Each entry needs to be reproduced verbatim.

[Data about app and page elements]
══════

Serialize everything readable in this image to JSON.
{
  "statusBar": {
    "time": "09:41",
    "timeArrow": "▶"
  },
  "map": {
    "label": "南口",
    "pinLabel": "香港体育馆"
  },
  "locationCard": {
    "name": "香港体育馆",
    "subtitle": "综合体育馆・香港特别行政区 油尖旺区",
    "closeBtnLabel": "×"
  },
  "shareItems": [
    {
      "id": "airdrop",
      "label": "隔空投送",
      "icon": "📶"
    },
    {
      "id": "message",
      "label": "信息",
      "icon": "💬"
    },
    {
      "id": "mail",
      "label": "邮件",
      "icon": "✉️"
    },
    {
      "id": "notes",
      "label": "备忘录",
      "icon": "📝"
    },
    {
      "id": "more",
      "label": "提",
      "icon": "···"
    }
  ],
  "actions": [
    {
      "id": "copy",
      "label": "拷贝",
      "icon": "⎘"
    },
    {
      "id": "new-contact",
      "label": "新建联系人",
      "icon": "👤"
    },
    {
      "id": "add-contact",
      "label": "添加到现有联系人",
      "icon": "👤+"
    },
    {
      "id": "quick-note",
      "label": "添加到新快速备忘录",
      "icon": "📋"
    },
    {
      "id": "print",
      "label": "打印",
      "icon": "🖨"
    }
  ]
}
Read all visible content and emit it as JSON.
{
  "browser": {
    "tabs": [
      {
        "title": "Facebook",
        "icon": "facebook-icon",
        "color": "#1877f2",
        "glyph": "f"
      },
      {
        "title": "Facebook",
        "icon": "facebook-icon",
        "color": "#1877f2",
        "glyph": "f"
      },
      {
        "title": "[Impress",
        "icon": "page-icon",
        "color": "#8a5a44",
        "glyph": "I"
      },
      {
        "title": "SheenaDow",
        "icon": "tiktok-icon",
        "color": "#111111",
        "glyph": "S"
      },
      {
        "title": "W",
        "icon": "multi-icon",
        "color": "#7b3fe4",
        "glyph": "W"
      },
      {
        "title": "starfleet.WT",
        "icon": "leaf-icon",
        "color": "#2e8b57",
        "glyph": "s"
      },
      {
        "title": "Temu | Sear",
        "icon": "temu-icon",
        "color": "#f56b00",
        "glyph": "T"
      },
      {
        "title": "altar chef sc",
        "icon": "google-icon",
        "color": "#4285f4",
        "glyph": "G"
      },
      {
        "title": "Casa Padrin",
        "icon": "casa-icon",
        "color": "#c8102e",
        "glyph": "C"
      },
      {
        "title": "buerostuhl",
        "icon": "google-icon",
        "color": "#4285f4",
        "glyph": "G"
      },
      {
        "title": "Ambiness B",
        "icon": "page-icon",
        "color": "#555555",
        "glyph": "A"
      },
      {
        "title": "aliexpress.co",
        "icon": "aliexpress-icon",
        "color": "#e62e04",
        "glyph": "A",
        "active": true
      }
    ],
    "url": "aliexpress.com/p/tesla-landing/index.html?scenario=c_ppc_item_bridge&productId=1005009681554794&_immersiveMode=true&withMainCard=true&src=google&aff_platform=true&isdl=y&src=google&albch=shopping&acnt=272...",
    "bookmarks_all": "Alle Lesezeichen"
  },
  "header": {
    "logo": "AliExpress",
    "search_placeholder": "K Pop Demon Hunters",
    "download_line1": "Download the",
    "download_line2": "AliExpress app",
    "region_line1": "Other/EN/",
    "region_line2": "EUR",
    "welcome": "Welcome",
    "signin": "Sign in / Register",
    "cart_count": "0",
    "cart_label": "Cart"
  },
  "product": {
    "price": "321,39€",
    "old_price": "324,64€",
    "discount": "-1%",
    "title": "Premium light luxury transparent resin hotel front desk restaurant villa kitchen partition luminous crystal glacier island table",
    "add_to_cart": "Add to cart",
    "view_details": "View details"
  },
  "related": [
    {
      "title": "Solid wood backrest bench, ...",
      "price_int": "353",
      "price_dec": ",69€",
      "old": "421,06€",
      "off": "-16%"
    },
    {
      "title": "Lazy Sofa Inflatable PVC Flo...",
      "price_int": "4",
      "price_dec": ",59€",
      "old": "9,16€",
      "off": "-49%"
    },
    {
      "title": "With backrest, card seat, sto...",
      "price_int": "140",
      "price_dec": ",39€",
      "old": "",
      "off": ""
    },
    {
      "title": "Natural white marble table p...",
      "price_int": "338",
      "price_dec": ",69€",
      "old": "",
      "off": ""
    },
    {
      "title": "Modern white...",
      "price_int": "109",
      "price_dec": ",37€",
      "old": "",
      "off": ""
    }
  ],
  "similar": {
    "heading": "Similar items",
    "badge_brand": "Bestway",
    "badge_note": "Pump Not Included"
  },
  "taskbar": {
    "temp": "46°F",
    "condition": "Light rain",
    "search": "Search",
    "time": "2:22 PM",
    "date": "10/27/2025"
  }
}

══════

> [Result]
Serialize everything readable in this image to JSON.
{
  "statusBar": {
    "time": "09:41",
    "timeArrow": "▶"
  },
  "map": {
    "label": "南口",
    "pinLabel": "香港体育馆"
  },
  "locationCard": {
    "name": "香港体育馆",
    "subtitle": "综合体育馆・香港特别行政区 油尖旺区",
    "closeBtnLabel": "×"
  },
  "shareItems": [
    {
      "id": "airdrop",
      "label": "隔空投送",
      "icon": "📶"
    },
    {
      "id": "message",
      "label": "信息",
      "icon": "💬"
    },
    {
      "id": "mail",
      "label": "邮件",
      "icon": "✉️"
    },
    {
      "id": "notes",
      "label": "备忘录",
      "icon": "📝"
    },
    {
      "id": "more",
      "label": "提",
      "icon": "···"
    }
  ],
  "actions": [
    {
      "id": "copy",
      "label": "拷贝",
      "icon": "⎘"
    },
    {
      "id": "new-contact",
      "label": "新建联系人",
      "icon": "👤"
    },
    {
      "id": "add-contact",
      "label": "添加到现有联系人",
      "icon": "👤+"
    },
    {
      "id": "quick-note",
      "label": "添加到新快速备忘录",
      "icon": "📋"
    },
    {
      "id": "print",
      "label": "打印",
      "icon": "🖨"
    }
  ]
}
Read all visible content and emit it as JSON.
{
  "browser": {
    "tabs": [
      {
        "title": "Facebook",
        "icon": "facebook-icon",
        "color": "#1877f2",
        "glyph": "f"
      },
      {
        "title": "Facebook",
        "icon": "facebook-icon",
        "color": "#1877f2",
        "glyph": "f"
      },
      {
        "title": "[Impress",
        "icon": "page-icon",
        "color": "#8a5a44",
        "glyph": "I"
      },
      {
        "title": "SheenaDow",
        "icon": "tiktok-icon",
        "color": "#111111",
        "glyph": "S"
      },
      {
        "title": "W",
        "icon": "multi-icon",
        "color": "#7b3fe4",
        "glyph": "W"
      },
      {
        "title": "starfleet.WT",
        "icon": "leaf-icon",
        "color": "#2e8b57",
        "glyph": "s"
      },
      {
        "title": "Temu | Sear",
        "icon": "temu-icon",
        "color": "#f56b00",
        "glyph": "T"
      },
      {
        "title": "altar chef sc",
        "icon": "google-icon",
        "color": "#4285f4",
        "glyph": "G"
      },
      {
        "title": "Casa Padrin",
        "icon": "casa-icon",
        "color": "#c8102e",
        "glyph": "C"
      },
      {
        "title": "buerostuhl",
        "icon": "google-icon",
        "color": "#4285f4",
        "glyph": "G"
      },
      {
        "title": "Ambiness B",
        "icon": "page-icon",
        "color": "#555555",
        "glyph": "A"
      },
      {
        "title": "aliexpress.co",
        "icon": "aliexpress-icon",
        "color": "#e62e04",
        "glyph": "A",
        "active": true
      }
    ],
    "url": "aliexpress.com/p/tesla-landing/index.html?scenario=c_ppc_item_bridge&productId=1005009681554794&_immersiveMode=true&withMainCard=true&src=google&aff_platform=true&isdl=y&src=google&albch=shopping&acnt=272...",
    "bookmarks_all": "Alle Lesezeichen"
  },
  "header": {
    "logo": "AliExpress",
    "search_placeholder": "K Pop Demon Hunters",
    "download_line1": "Download the",
    "download_line2": "AliExpress app",
    "region_line1": "Other/EN/",
    "region_line2": "EUR",
    "welcome": "Welcome",
    "signin": "Sign in / Register",
    "cart_count": "0",
    "cart_label": "Cart"
  },
  "product": {
    "price": "321,39€",
    "old_price": "324,64€",
    "discount": "-1%",
    "title": "Premium light luxury transparent resin hotel front desk restaurant villa kitchen partition luminous crystal glacier island table",
    "add_to_cart": "Add to cart",
    "view_details": "View details"
  },
  "related": [
    {
      "title": "Solid wood backrest bench, ...",
      "price_int": "353",
      "price_dec": ",69€",
      "old": "421,06€",
      "off": "-16%"
    },
    {
      "title": "Lazy Sofa Inflatable PVC Flo...",
      "price_int": "4",
      "price_dec": ",59€",
      "old": "9,16€",
      "off": "-49%"
    },
    {
      "title": "With backrest, card seat, sto...",
      "price_int": "140",
      "price_dec": ",39€",
      "old": "",
      "off": ""
    },
    {
      "title": "Natural white marble table p...",
      "price_int": "338",
      "price_dec": ",69€",
      "old": "",
      "off": ""
    },
    {
      "title": "Modern white...",
      "price_int": "109",
      "price_dec": ",37€",
      "old": "",
      "off": ""
    }
  ],
  "similar": {
    "heading": "Similar items",
    "badge_brand": "Bestway",
    "badge_note": "Pump Not Included"
  },
  "taskbar": {
    "temp": "46°F",
    "condition": "Light rain",
    "search": "Search",
    "time": "2:22 PM",
    "date": "10/27/2025"
  }
}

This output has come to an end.